Exactly. When we get to morality for example, one of the things that Silicon Valley likes to talk a lot about is 10x engineers. Now it’s broadened a little bit to be a bit more politically correct  - 10x performers. But it is true that you can have individuals especially when they are leveraged through code or capital like hedge-fund managers or engineers or even on the sales side where someone can literally accomplish 10x what the next closest person in the organization can. And the easiest way to see this is as founders. One founder can build a company 1000 times more valuable than the next founder. 

So there’s this idea of 10x performers and obviously it can’t be through hard work because they’re not doing 10x of the work, that’s impossible for anyone. So everybody wants to hire them but then we go around paying them 1x - 1.2x because society doesn’t wanna hear this idea that you can actually pay a 10x performer 10x. So what happens is 10x performers all end up leaving and starting their own companies. Because they’re not getting paid 10x otherwise so that’s the only way to do it. 

So we have a few socially acceptable areas where you can get paid 10x. Basically if someone else is not making that decision, if you made it by yourself or for yourself then you get to be a 10x performer. But I think that one of the things that’s utterly broken in the startup ecosystem is that we all know and acknowledge that 10x performers or higher 100x, 1000x exist, especially within certain circumstances and situations yet we do not compensate them at those levels because it is socially unacceptable to do so. That one’s worth covering in another discussion but its an example of how real truth is hard to speak because it offends people it hurts your sensibilities about equality, it hurts your sensibilities about how the world ought to work, it hurts your sensibility about morality. 

But you can always fix things in another way - it’s better to acknowledge how the world actually works and then figure out how you maybe wanna change it as opposed to live with your head in the sand. And everyone has to speak the same way in the same language and the same coded words and you may actually end up just denying how the world actually works. In that process you end up deluding yourself. 

[22:43] Kapil:

Ya I think humans seek truth to some degree so long as it has conditions. It must fit within the framework already established or it’s not accepted. So the problem isn’t that the truth is wrong, the problem is that there are too many frameworks. 

Everyone’s walking on eggshells because so many eggs have been created. Morality, to what is correct, what is right, what is fair, then society as an institution created around the idea of enforcing fairness. Quite honestly the jungle in the wild is far more fair, and equitable, and moral than any fabricated society in this world.

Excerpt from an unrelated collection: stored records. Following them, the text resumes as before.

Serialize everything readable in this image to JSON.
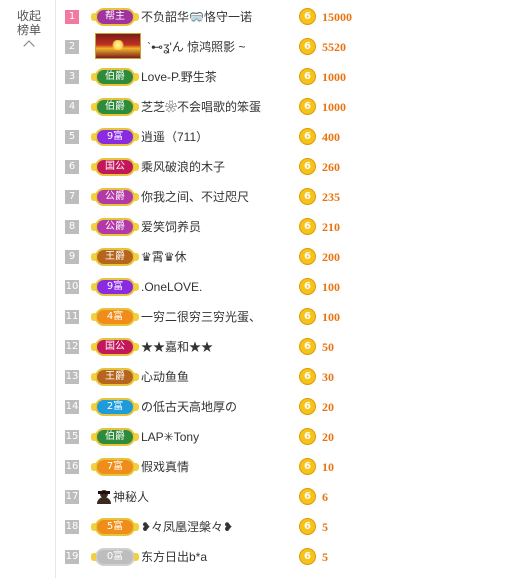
{
  "collapse": {
    "line1": "收起",
    "line2": "榜单"
  },
  "rows": [
    {
      "rank": "1",
      "badge": "帮主",
      "name": "不负韶华🥽恪守一诺",
      "amount": "15000",
      "coin": "6"
    },
    {
      "rank": "2",
      "badge": "",
      "name": "`⊷ʓ'ん 惊鸿照影 ~",
      "amount": "5520",
      "coin": "6"
    },
    {
      "rank": "3",
      "badge": "伯爵",
      "name": "Love-P.野生茶",
      "amount": "1000",
      "coin": "6"
    },
    {
      "rank": "4",
      "badge": "伯爵",
      "name": "芝芝❀不会唱歌的笨蛋",
      "amount": "1000",
      "coin": "6"
    },
    {
      "rank": "5",
      "badge": "9富",
      "name": "逍遥（711）",
      "amount": "400",
      "coin": "6"
    },
    {
      "rank": "6",
      "badge": "国公",
      "name": "乘风破浪的木子",
      "amount": "260",
      "coin": "6"
    },
    {
      "rank": "7",
      "badge": "公爵",
      "name": "你我之间、不过咫尺",
      "amount": "235",
      "coin": "6"
    },
    {
      "rank": "8",
      "badge": "公爵",
      "name": "爱笑饲养员",
      "amount": "210",
      "coin": "6"
    },
    {
      "rank": "9",
      "badge": "王爵",
      "name": "♛霄♛休",
      "amount": "200",
      "coin": "6"
    },
    {
      "rank": "10",
      "badge": "9富",
      "name": ".OneLOVE.",
      "amount": "100",
      "coin": "6"
    },
    {
      "rank": "11",
      "badge": "4富",
      "name": "一穷二很穷三穷光蛋、",
      "amount": "100",
      "coin": "6"
    },
    {
      "rank": "12",
      "badge": "国公",
      "name": "★★嘉和★★",
      "amount": "50",
      "coin": "6"
    },
    {
      "rank": "13",
      "badge": "王爵",
      "name": "心动鱼鱼",
      "amount": "30",
      "coin": "6"
    },
    {
      "rank": "14",
      "badge": "2富",
      "name": "の低古天高地厚の",
      "amount": "20",
      "coin": "6"
    },
    {
      "rank": "15",
      "badge": "伯爵",
      "name": "LAP✳Tony",
      "amount": "20",
      "coin": "6"
    },
    {
      "rank": "16",
      "badge": "7富",
      "name": "假戏真情",
      "amount": "10",
      "coin": "6"
    },
    {
      "rank": "17",
      "badge": "",
      "name": "神秘人",
      "amount": "6",
      "coin": "6"
    },
    {
      "rank": "18",
      "badge": "5富",
      "name": "❥々凤凰涅槃々❥",
      "amount": "5",
      "coin": "6"
    },
    {
      "rank": "19",
      "badge": "0富",
      "name": "东方日出b*a",
      "amount": "5",
      "coin": "6"
    }
  ],
  "colors": {
    "amount": "#e8730f",
    "coin": "#f6c21c",
    "rank_first": "#f27aa0",
    "rank_default": "#bdbdbd",
    "badge_bangzhu": "#a0339e",
    "badge_bojue": "#2e8b3b",
    "badge_fu9": "#8a2be2",
    "badge_guogong": "#c2185b",
    "badge_gongjue": "#b23aa8",
    "badge_wangjue": "#b5651d",
    "badge_fu4": "#f08c1a",
    "badge_fu2": "#1e9bdc",
    "badge_fu7": "#f08c1a",
    "badge_fu5": "#f08c1a",
    "badge_fu0": "#bdbdbd"
  }
}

[23:39] Naval:

I think we’ll end on that. Thank you Kapil.


Hope this was a good investment of your time.

To make sure you don’t miss any of my future posts and get them delivered directly to you mail box, please subscribe!